Seventeen days into the new year and I’ve finally decided to put together a list of my favorite articles I had written in 2014. These stories aren’t necessarily my most-read articles, but they are the ones that I taken the most pride in, both because of the amount of work I poured into them and the topics they cover — issues often underreported in mainstream media. Hopefully with this round-up, these articles will gain more attention and renewed interest. Fingers crossed.
1. “Fund-raiser to aid Brooklyn boy suffering from Duchenne muscular dystrophy” (NY Daily News, 12/17/14) My first piece for the local paper that I grew up reading — it’s a New York journalist milestone! The article, which ran on pg. 36 of the 12/18/14 print edition, discussed “PJs for PJ,” a fundraiser to aid a five-year-old boy suffering from Duchenne muscular dystrophy, and the families battle in getting eterplisen on the market.
2. “Ohio’s Conflicting Statutes Create Obstacles for Some Abuse Survivors” (RH Reality Check, 9/15/14) Survivors of child sexual abuse have 12 years after they turn 18 to pursue justice—unless they’re trying to sue the state. A 2012 civil lawsuit challenged this discrepancy — and its constitutionality — on behalf of a former juvenile detainee, and after two years of appeals, made its way to Ohio Supreme Court, which heard the case in April of last year. The Ohio Supreme Court still has yet to issue a decision.
3. “How the Military Creates a ‘Perfect Storm’ for Eating Disorders (Updated)” (RH Reality Check, 2/12/14) This particular long-form feature took months of work, but it accumulated into an in-depth analysis of how military culture can create a “perfect storm” for triggering an eating disorder. Former Marine Theresa Larson, who has been public about her story, detailed for me her experience struggling with bulimia and how the military responded in great detail. Jezebel picked up the piece that week.
4. “Long Accused of Mistreatment, Philly Police Try to Build Trust Among Transgender People” (Next City, 2/26/14) In my second piece for Next City, I wrote about the roll out of Philadelphia Police Department’s new guide to interacting with the city’s transgender community and took a look at PPD’s history of mistreatment of transgender people.
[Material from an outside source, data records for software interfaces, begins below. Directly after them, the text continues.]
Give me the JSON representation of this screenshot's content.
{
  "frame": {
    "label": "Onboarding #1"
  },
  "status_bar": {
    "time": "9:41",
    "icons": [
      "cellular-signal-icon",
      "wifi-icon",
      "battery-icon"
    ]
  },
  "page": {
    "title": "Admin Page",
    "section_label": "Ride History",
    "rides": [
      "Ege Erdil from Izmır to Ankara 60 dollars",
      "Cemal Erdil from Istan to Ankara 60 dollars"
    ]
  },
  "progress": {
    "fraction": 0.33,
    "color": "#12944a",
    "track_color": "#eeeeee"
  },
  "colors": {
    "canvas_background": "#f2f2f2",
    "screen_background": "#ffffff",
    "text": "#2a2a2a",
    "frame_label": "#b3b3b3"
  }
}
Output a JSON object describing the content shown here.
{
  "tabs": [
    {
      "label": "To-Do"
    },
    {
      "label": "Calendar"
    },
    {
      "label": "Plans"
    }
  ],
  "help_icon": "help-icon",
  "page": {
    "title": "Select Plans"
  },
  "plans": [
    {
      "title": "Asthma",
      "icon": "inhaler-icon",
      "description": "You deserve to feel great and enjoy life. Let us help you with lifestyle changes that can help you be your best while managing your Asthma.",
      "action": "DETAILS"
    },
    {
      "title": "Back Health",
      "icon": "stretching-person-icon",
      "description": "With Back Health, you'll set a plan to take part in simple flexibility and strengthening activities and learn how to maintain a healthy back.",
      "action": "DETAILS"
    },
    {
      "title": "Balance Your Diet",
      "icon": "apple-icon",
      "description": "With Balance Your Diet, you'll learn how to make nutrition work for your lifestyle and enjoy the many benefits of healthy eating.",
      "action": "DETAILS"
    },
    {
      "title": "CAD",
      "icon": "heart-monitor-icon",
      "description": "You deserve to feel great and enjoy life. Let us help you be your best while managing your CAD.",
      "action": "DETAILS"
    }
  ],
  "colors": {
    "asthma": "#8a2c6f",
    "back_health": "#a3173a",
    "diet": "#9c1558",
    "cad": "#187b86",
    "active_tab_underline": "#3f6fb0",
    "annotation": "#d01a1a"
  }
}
5. “Inside the Pilot Project That Grants Tribal Authority Over Domestic Violence Cases”(RH Reality Check, 4/16/14) Focusing on the Umatilla Tribes of Oregon, the article takes a look at the Department of Justice pilot program that gave three Native American tribes the right to exercise special domestic violence criminal jurisdiction as of February 20. Those three tribes were the first in the country to test this historic expansion before it takes effect nationwide.
6. “Stigma Drives Workplace Discrimination Against Workers Living With HIV” (RH Reality Check, 5/7/14) This article take a look at how deliberate workplace discrimination based on a worker’s HIV-positive status is a pervasive issue for the more than 1.1 million people living with HIV in the United States.
7. “Tenant Protection Act Scheduled to Expire” (The Consumer Eagle, 3/26/14) In my first piece for The Consumer Eagle, a relatively new online magazine, I wrote about efforts to reauthorize the federal Protecting Tenants at Foreclosure Act, which granted tenants the right to live out their lease or at least 90 days’ notice before having to vacate. The law was set to expire on Dec. 31, 2014; the status of the reauthorization is unclear.
8. “Is Long-Term Care Now Out of Reach for Single Women?” (Medium, 4/28/14). I originally wrote this piece for submission to a major magazine, but after rejection, decided to put it up on my site and on Medium (LTC Options featured it in its weekly digest). The article discusses “gender rating,” in which single women pay higher premiums based on their sex for new long-term care policies. In January 2014, The National Women’s Law Center filed a complaint against major insurance giants claiming the practice is discriminatory.
Again, the people at WordPress prepared a 2014 annual report for my website. Like in 2013, my most-read pieces were written in years past. Seems my writing has “staying power.”
Here’s an excerpt:
A New York City subway train holds 1,200 people. This blog was viewed about 5,200 times in 2014. If it were a NYC subway train, it would take about 4 trips to carry that many people.